Frequently, I find myself rewriting something that I truly believe: guns today are better than they’ve ever been. Advances in everything from metallurgy to machining have enabled gun makers to turn out affordable guns that are absolutely as good as the high-dollar custom rigs from only a few years ago.
Granted, the truly custom guns are even more remarkable, but what the technological advances have done is democratize the shooting world.
It’s no longer the exclusive purview of the $8,000 custom rifle to compete in precision long-range competition. Ruger’s Precision Rifle (MSRP $1599 -$2099 with street prices significantly lower in most calibers) can compete right out of the box -leaving money for one of the many affordable long-range scopes and ammo.
Like I’ve also said before, it’s a great time to be a shooter.
Another affordable rifle I’ve found to be very accurate and durable is the Thompson/Center Compass. I’ve put a lot of rounds through my Compass Utility, having first met it on a prairie dog shoot where I put a lot of rounds downrange (T/C was buying the ammunition and providing the rifle). I was so impressed that it now lives in my safe, venturing out for the occasional trip to the range.
It’s a great rifle, but utility is an apt description. It’s solid, accurate and reliable. But its basic blued/black composite appearance is, in a word, boring. Like many other reliable tools, it looks about as interesting as a hammer.
Recently, I’ve started looking at thinning the crowding in my safe. And I’m going Marie Kondo on this one- with a twist. If a gun triggers a memory, I’m not only going to keep it, I’m going to see if I can’t enhance it. The more accurate description might actually be honor it. The goal’s simple, to boil my accumulation down to a few proven performers that will pass down to friends and family.
For some, that only requires a good cleaning. They’re awesome as-is. For others, say for example, the T/C Compass, I’m planning on making some improvements.
There’s nothing I have the ability to do that will enhance the rifle’s accuracy. But the very basic stock’s another matter. Thanks to Boyd’s Gunstocks, I can put a wooden stock on the gun that not only improves the look, it improves the fit-for whomever’s shooting it.
A conversation with Boyd’s led me to get one of their AT-ONE laminate stocks for the conversion project. A couple of reasons: first, I like laminated, and second, their stocks are as close to idiot-proof as you can get when it comes to installation. Not being a competent gunsmith, I’m not one for lengthy fitting sessions that could involve metalwork or technical fitting.
What I am qualified for is a simple installation. And the AT-ONE didn’t disappoint. The only fitting I had to do was the installation of the trigger guard and the magazine catch. I got the magazine catch on the first try. The trigger guard was also a quick remediation (turn it around, you dope).
Removing the stock (top) was no big chore. Two screws were no big issue. My initial trigger guard installation was backward, but it was easy to spot the mistake (below). The bolt wouldn’t come back because the stock screw blocked it. Quick fix.

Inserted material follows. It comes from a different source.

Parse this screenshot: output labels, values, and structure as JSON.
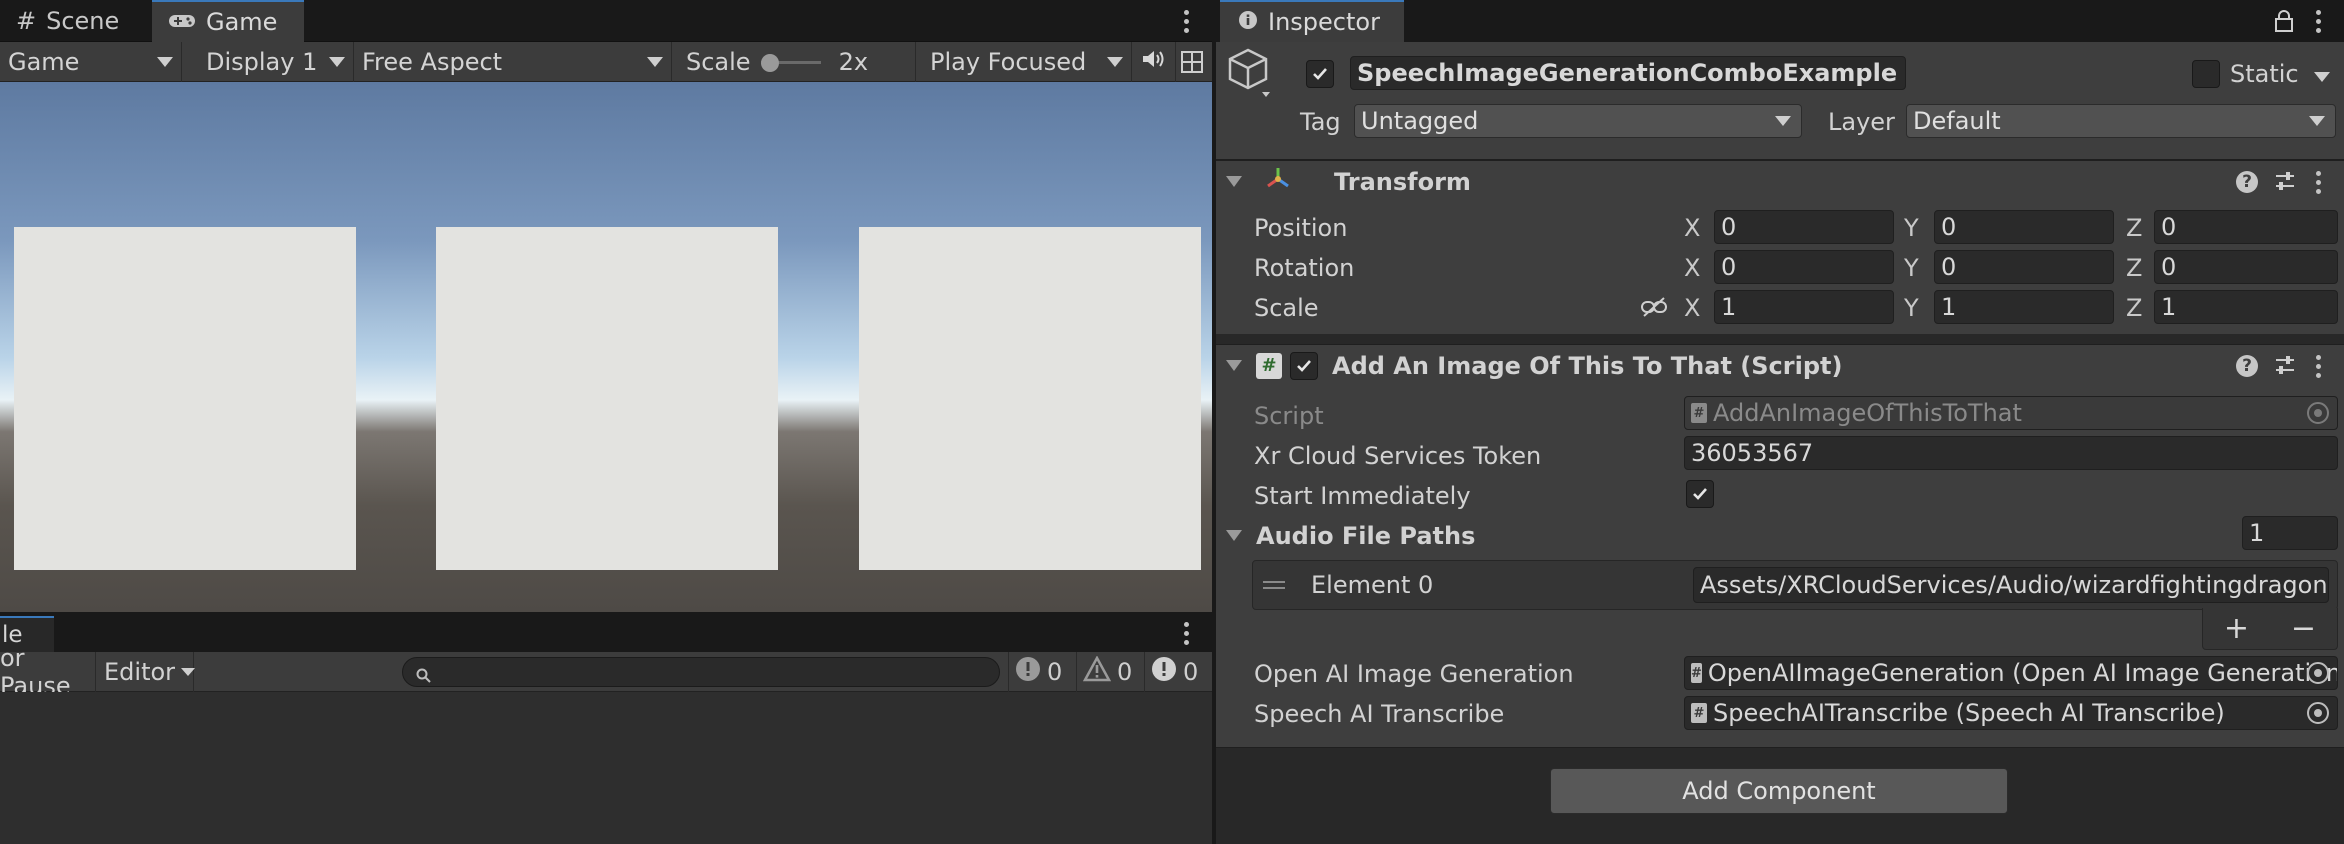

It was a really simple process -despite my initial backward-install of the trigger guard. When the bolt wouldn’t come to the rear, it was instantly obvious that something was wrong. Take a quick look, turn it around, and repeat the torquing of the two screws holding the action in the stock.
There’s really nothing much to screw up. Boyd’s has the idea of specific-fit down to the point that if there’s a problem- you’re probably it. The only variable is the need to know that firearms need to be torqued correctly- and “correct” usually means inch pounds, not foot pounds.
Fortunately, I learned that distinction several damaged screws ago.
It’s not the most artistic portrayal of a transformation, but the differences in the look -and fit- of my older Compass is noticeable. It’s now a rifle that looks as good as it shoots. And it shoots well.
When I finished, I appreciated the look of the new laminate stock. But when I started adjusting the stock to fit, I really realized how much improvement I’d made.
With the adjustable cheek piece and butt, I now have a mild-mannered, accurate -and still lightweight- rifle that’s capable of wreaking havoc on prairie dog towns or punching holes in targets-while being adjustable for almost any body type.
Don’t know about you, but a lightweight, accurate rifle that’s capable of varmint control or target shooting that’s distinctly “mine” - at a total price under $500 (plus scope) looks like a pretty good deal.
Especially since I have a durable, all weather stock that’s not only functional, it’s good-looking.